Egypt, Nag ed-Der
Mortuary stela from the tomb of Lti
Late First Intermediate Period.
Early Dynasty XI
85.5 X 56.3 X 15.0
Felton Bequest 1939
To obtain an eternal life after death an Egyptian had to live an exemplary life according to the social and moral expectation of the day. The gods of the next world knew all such achievements, but they could also be commemorated within the tomb in reliefs and inscriptions, or upon stela (tombstones) set up at the tomb, for all who entered or passed by and who could read to note. The inscriptions conform to well-known formulae.

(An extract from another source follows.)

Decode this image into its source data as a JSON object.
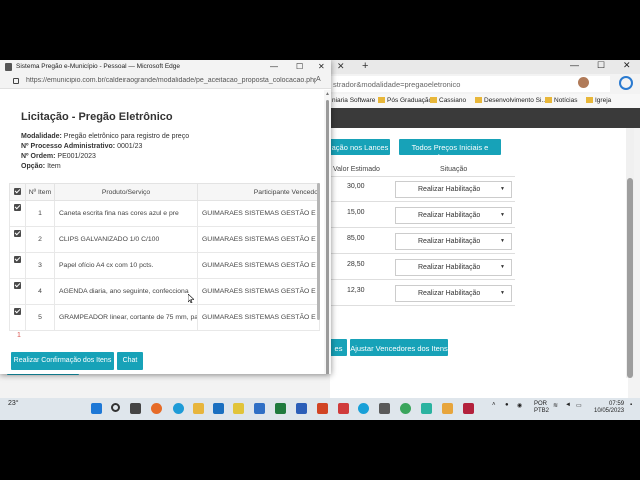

‘lti was a provincial official at the end of the period of disunity following the Old Kingdom; the stela was commissioned for him by his son and is executed in incised relief. ‘lti wears a long wig, a bead collar and a linen kilt; he grasps a scepter in his right hand and a walking stick in his extended left hand. Behind him is Shepsit, described as “his beloved wife, the king’s sole ornament, priestess of Hathor, revered with the great god“. She wears a tight-fitting, ankle-length dress, a bead collar and a long wig. Her slender body contrasts with the muscular appearance of her husband, whose right arm she grasps firmly in a posture of dependence. Shepsit’s skin color is yellow white that of her husband is red; this distinction, and that in their height and physique are convention.
The text is written in horizontal rows alternately colored pale green and yellow. It informs us that offerings to ‘lti are a gift from the king and the god Anubis, protector of cemeteries and master of embalming, and provides ‘lti’s sled-laudatory speech, eulogizing his virtues. This was all done in order to gain a good reputation and enable him to live forever. It concludes with a request that all who “love life and hate death” and who see the stela should make offerings to ‘lti.